Methods are needed to assess the impact of walk-to-school programs on behavior. This study developed an observation method for counting the number of children and adults walking/biking to school.
Two elementary schools located in different urban, US census tracts were chosen for this study. Six walking/biking routes to each school were observed for 30 min before and after school. Strict guidelines were followed for determining whether a child/adult was counted.
Levels of agreement between observers were over 97% for children and adults. Reliability coefficients (R) for two days of observations exceeded 0.90 for children and adults walking. No differences were seen between days of the week or before and after school observation periods (P > 0.05). The number seen walking did depend on the route observed (P < 0.01).
This study presents a reliable observation method for determining the number of children and adults walking and biking to/from school.
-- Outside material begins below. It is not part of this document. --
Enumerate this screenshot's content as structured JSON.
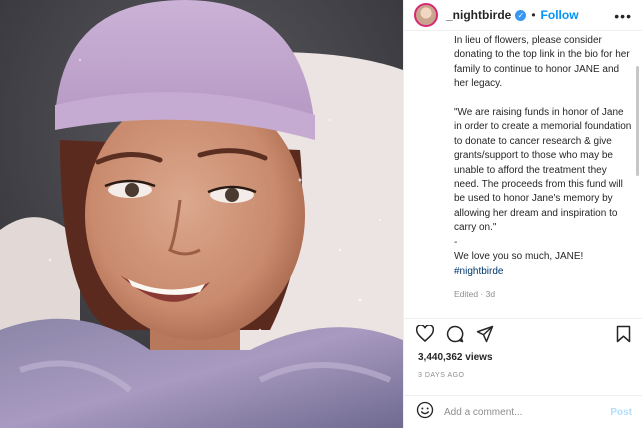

Suminski is with the Kansas City University of Medicine and Bioscience, Kansas City, MO 64106. Petosa, Stevens, and Katzenmoyer are with the School of Physical Activity and Educational Services, The Ohio State University, Columbus, OH 43210. Poston is with the University of Missouri-Kansas City and Mid America Heart Institute, Kansas City, MO 64110.